Exercise objective: Would you please restate every record exactly as written?

--- Task input ---

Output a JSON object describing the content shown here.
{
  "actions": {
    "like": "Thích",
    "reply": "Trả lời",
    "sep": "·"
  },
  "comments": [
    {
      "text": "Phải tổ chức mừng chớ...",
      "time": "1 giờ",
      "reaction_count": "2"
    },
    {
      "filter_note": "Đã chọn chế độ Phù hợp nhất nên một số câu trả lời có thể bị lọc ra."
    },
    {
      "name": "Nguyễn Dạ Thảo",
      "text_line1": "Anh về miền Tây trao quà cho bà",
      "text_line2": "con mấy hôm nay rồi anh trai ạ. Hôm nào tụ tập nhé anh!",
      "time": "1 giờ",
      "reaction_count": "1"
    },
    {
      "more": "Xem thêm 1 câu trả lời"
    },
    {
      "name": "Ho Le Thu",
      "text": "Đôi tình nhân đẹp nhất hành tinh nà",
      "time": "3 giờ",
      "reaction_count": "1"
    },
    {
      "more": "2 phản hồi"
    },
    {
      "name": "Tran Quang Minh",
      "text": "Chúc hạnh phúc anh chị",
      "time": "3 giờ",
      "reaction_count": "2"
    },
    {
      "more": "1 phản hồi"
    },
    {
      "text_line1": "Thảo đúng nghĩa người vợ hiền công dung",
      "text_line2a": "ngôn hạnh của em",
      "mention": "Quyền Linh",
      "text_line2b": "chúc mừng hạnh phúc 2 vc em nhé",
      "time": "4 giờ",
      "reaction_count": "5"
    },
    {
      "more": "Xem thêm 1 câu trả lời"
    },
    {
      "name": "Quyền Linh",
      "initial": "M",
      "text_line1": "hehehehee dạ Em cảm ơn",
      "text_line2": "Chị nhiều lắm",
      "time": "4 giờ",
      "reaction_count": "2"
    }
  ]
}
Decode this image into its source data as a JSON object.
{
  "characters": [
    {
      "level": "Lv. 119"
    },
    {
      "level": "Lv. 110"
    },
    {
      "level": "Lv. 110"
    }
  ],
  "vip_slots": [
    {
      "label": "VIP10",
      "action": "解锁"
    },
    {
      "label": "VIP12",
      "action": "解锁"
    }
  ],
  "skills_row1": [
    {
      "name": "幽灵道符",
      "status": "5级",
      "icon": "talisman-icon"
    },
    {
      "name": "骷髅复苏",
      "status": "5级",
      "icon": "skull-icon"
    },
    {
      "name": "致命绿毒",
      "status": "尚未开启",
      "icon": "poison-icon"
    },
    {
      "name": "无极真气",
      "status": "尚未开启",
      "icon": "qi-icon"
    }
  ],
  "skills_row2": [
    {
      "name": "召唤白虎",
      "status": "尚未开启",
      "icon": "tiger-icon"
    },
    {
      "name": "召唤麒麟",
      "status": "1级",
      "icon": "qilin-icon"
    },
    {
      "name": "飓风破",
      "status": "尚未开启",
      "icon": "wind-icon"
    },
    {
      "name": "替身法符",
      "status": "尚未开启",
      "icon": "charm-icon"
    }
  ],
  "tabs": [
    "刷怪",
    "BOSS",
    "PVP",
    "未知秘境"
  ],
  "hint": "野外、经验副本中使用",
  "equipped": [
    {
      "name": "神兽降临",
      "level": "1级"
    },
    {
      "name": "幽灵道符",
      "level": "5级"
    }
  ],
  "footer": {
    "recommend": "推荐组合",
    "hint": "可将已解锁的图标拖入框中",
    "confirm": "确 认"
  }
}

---

Completed exercise:
Output a JSON object describing the content shown here.
{
  "actions": {
    "like": "Thích",
    "reply": "Trả lời",
    "sep": "·"
  },
  "comments": [
    {
      "text": "Phải tổ chức mừng chớ...",
      "time": "1 giờ",
      "reaction_count": "2"
    },
    {
      "filter_note": "Đã chọn chế độ Phù hợp nhất nên một số câu trả lời có thể bị lọc ra."
    },
    {
      "name": "Nguyễn Dạ Thảo",
      "text_line1": "Anh về miền Tây trao quà cho bà",
      "text_line2": "con mấy hôm nay rồi anh trai ạ. Hôm nào tụ tập nhé anh!",
      "time": "1 giờ",
      "reaction_count": "1"
    },
    {
      "more": "Xem thêm 1 câu trả lời"
    },
    {
      "name": "Ho Le Thu",
      "text": "Đôi tình nhân đẹp nhất hành tinh nà",
      "time": "3 giờ",
      "reaction_count": "1"
    },
    {
      "more": "2 phản hồi"
    },
    {
      "name": "Tran Quang Minh",
      "text": "Chúc hạnh phúc anh chị",
      "time": "3 giờ",
      "reaction_count": "2"
    },
    {
      "more": "1 phản hồi"
    },
    {
      "text_line1": "Thảo đúng nghĩa người vợ hiền công dung",
      "text_line2a": "ngôn hạnh của em",
      "mention": "Quyền Linh",
      "text_line2b": "chúc mừng hạnh phúc 2 vc em nhé",
      "time": "4 giờ",
      "reaction_count": "5"
    },
    {
      "more": "Xem thêm 1 câu trả lời"
    },
    {
      "name": "Quyền Linh",
      "initial": "M",
      "text_line1": "hehehehee dạ Em cảm ơn",
      "text_line2": "Chị nhiều lắm",
      "time": "4 giờ",
      "reaction_count": "2"
    }
  ]
}
Decode this image into its source data as a JSON object.
{
  "characters": [
    {
      "level": "Lv. 119"
    },
    {
      "level": "Lv. 110"
    },
    {
      "level": "Lv. 110"
    }
  ],
  "vip_slots": [
    {
      "label": "VIP10",
      "action": "解锁"
    },
    {
      "label": "VIP12",
      "action": "解锁"
    }
  ],
  "skills_row1": [
    {
      "name": "幽灵道符",
      "status": "5级",
      "icon": "talisman-icon"
    },
    {
      "name": "骷髅复苏",
      "status": "5级",
      "icon": "skull-icon"
    },
    {
      "name": "致命绿毒",
      "status": "尚未开启",
      "icon": "poison-icon"
    },
    {
      "name": "无极真气",
      "status": "尚未开启",
      "icon": "qi-icon"
    }
  ],
  "skills_row2": [
    {
      "name": "召唤白虎",
      "status": "尚未开启",
      "icon": "tiger-icon"
    },
    {
      "name": "召唤麒麟",
      "status": "1级",
      "icon": "qilin-icon"
    },
    {
      "name": "飓风破",
      "status": "尚未开启",
      "icon": "wind-icon"
    },
    {
      "name": "替身法符",
      "status": "尚未开启",
      "icon": "charm-icon"
    }
  ],
  "tabs": [
    "刷怪",
    "BOSS",
    "PVP",
    "未知秘境"
  ],
  "hint": "野外、经验副本中使用",
  "equipped": [
    {
      "name": "神兽降临",
      "level": "1级"
    },
    {
      "name": "幽灵道符",
      "level": "5级"
    }
  ],
  "footer": {
    "recommend": "推荐组合",
    "hint": "可将已解锁的图标拖入框中",
    "confirm": "确 认"
  }
}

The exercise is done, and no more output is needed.